The brain changes occur in a region called the planum temporale (PT) -- located at either temple. "It's an area intimately associated with comprehending language," says psychiatrist Godfrey Pearlson, M.B. "If you stimulate the ]PT electrically, a person hears complex sounds similar to a schizophrenic's auditory hallucinations," he adds.
Pearlson and Patrick Barta, M.D., Ph.D., are co-authors of the study presented at a May meeting of the American Psychiatric Association in Philadelphia.
In the study of 14 right-handed schizophrenic patients, the researchers found that the right PT was much larger than the left when compared with 14 controls, who were individually matched for age, sex, socioeconomic level and handedness -- all things that may influence brain size. Further, says Pearlson, the left ]PT of schizophrenic patients was abnormally small.
"Structures related to language, those parts of the brain that make us uniquely human, tend to be larger on the left side in most of us," says Pearlson. "Yet more than 90 percent of the schizophrenic patients in the study have the asymmetry reversed, compared with only 14 percent of the controls," says Pearlson.
"This is the first clear demonstration of an abnormality in a specific 'sided' area of the brain that's linked with two key symptoms of the illness, auditory hallucinations and thought disorder," says Pearlson.
"Sidedness develops relatively early; it's fully obvious by the 32nd week of pregnancy," he adds. "Although our study doesn't explain why symmetry is reversed, or precisely what such a reversal means, it supports the idea that in schizophrenia there's a disruption in normal neurodevelopment that comes very early in life.
"We've long had clues that disturbances in 'sidedness' of the brain may be associated with schizophrenia," says Pearlson. "People with epilepsy that begins in the left temporal lobe of the brain may have symptoms resembling schizophrenia," he says. People with strokes to the same region often have disordered language.
An earlier study by co-author Patrick B@ M.D., Ph.D., linked smaller size of an area encompassing the left PT to severity of patients' auditory hallucinations.

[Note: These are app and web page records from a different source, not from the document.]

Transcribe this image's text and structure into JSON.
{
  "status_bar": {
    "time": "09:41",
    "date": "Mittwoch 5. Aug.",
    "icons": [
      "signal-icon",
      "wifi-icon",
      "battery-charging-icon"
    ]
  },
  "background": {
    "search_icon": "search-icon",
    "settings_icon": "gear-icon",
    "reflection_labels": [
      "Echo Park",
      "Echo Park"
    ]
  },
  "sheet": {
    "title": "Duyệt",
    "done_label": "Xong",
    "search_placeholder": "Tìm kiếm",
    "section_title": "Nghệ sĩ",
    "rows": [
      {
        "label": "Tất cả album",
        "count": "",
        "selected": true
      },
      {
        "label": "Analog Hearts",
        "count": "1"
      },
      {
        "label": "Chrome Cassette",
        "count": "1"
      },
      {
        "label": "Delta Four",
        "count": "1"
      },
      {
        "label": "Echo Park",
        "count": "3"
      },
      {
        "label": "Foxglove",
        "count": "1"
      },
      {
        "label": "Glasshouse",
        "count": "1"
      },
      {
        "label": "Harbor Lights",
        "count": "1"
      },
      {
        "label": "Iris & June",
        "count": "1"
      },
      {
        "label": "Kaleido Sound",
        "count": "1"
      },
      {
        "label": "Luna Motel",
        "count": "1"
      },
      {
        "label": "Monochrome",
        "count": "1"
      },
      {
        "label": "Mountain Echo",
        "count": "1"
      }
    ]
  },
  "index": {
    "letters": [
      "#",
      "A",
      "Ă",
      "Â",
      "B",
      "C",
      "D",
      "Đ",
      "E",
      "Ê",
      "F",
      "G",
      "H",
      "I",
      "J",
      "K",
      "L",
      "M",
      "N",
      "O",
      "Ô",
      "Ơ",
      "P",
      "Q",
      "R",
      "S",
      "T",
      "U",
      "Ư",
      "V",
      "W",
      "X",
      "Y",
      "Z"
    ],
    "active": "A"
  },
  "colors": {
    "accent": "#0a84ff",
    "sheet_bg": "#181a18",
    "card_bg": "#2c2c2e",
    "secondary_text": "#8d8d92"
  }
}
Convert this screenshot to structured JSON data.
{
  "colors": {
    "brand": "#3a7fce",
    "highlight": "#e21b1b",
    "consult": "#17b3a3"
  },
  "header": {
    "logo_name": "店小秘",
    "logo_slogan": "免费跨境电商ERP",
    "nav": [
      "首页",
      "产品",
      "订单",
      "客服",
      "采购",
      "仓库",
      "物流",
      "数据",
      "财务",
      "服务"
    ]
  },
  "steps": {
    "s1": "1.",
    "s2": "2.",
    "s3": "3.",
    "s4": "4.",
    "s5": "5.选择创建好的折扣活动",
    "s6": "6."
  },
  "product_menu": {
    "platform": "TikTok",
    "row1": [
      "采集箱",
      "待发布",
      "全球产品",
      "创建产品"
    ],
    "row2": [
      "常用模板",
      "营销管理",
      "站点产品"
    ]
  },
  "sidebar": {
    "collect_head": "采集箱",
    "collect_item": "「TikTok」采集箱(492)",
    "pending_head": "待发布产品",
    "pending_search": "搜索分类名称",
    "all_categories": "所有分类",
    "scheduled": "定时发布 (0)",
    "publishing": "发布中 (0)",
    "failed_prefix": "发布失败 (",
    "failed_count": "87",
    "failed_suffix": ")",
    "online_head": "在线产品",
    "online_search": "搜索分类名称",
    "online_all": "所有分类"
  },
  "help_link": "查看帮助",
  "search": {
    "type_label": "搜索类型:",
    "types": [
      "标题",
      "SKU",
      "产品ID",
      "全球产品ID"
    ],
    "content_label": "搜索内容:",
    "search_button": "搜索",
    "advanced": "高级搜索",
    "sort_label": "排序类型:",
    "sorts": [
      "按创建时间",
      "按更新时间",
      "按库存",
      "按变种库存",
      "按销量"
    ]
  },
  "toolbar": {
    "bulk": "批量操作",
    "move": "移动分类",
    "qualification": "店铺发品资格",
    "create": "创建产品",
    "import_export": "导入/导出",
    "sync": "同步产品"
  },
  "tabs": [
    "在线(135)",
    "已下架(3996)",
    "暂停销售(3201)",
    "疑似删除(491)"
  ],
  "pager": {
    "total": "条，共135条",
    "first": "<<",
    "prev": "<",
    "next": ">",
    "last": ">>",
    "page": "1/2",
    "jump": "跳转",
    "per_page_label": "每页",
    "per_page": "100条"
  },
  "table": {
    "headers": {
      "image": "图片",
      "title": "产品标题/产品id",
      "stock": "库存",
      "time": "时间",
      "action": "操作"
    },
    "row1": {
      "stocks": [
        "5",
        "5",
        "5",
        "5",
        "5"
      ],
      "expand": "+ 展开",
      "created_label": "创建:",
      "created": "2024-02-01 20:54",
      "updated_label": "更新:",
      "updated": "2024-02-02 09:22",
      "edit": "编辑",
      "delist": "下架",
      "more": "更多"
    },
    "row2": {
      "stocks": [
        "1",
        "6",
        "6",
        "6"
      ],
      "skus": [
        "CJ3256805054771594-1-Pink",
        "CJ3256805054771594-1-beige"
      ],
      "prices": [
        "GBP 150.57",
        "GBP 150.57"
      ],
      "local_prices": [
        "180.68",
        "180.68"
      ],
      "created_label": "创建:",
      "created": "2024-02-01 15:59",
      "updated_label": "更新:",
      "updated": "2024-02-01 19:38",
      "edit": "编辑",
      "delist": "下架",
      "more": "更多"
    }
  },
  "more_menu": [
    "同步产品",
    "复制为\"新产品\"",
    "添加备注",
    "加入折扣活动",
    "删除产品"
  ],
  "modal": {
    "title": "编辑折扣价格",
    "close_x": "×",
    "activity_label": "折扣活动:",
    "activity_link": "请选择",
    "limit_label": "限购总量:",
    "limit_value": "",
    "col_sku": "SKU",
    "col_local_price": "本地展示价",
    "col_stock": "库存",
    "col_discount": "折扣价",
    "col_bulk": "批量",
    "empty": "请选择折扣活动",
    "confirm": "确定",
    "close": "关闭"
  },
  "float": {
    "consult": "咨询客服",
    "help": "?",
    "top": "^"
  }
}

'ne current study used software that Barta developed to interpret patients' MRI scans, allowing measurement of the area of each PT. Because the PT "has hills and bumps," according to Pearlson, such measurements are challenging. Barta's software permitted the PT to be viewed in three dimensions from a variety of angles. "It's a virtual reality sort of dissection, which is obviously preferable to neurosurgery or an eventual autopsy," says Pearlson. Barta then superimposed triangles of known area over the PT image's surface, summing their number to get an idea of total area.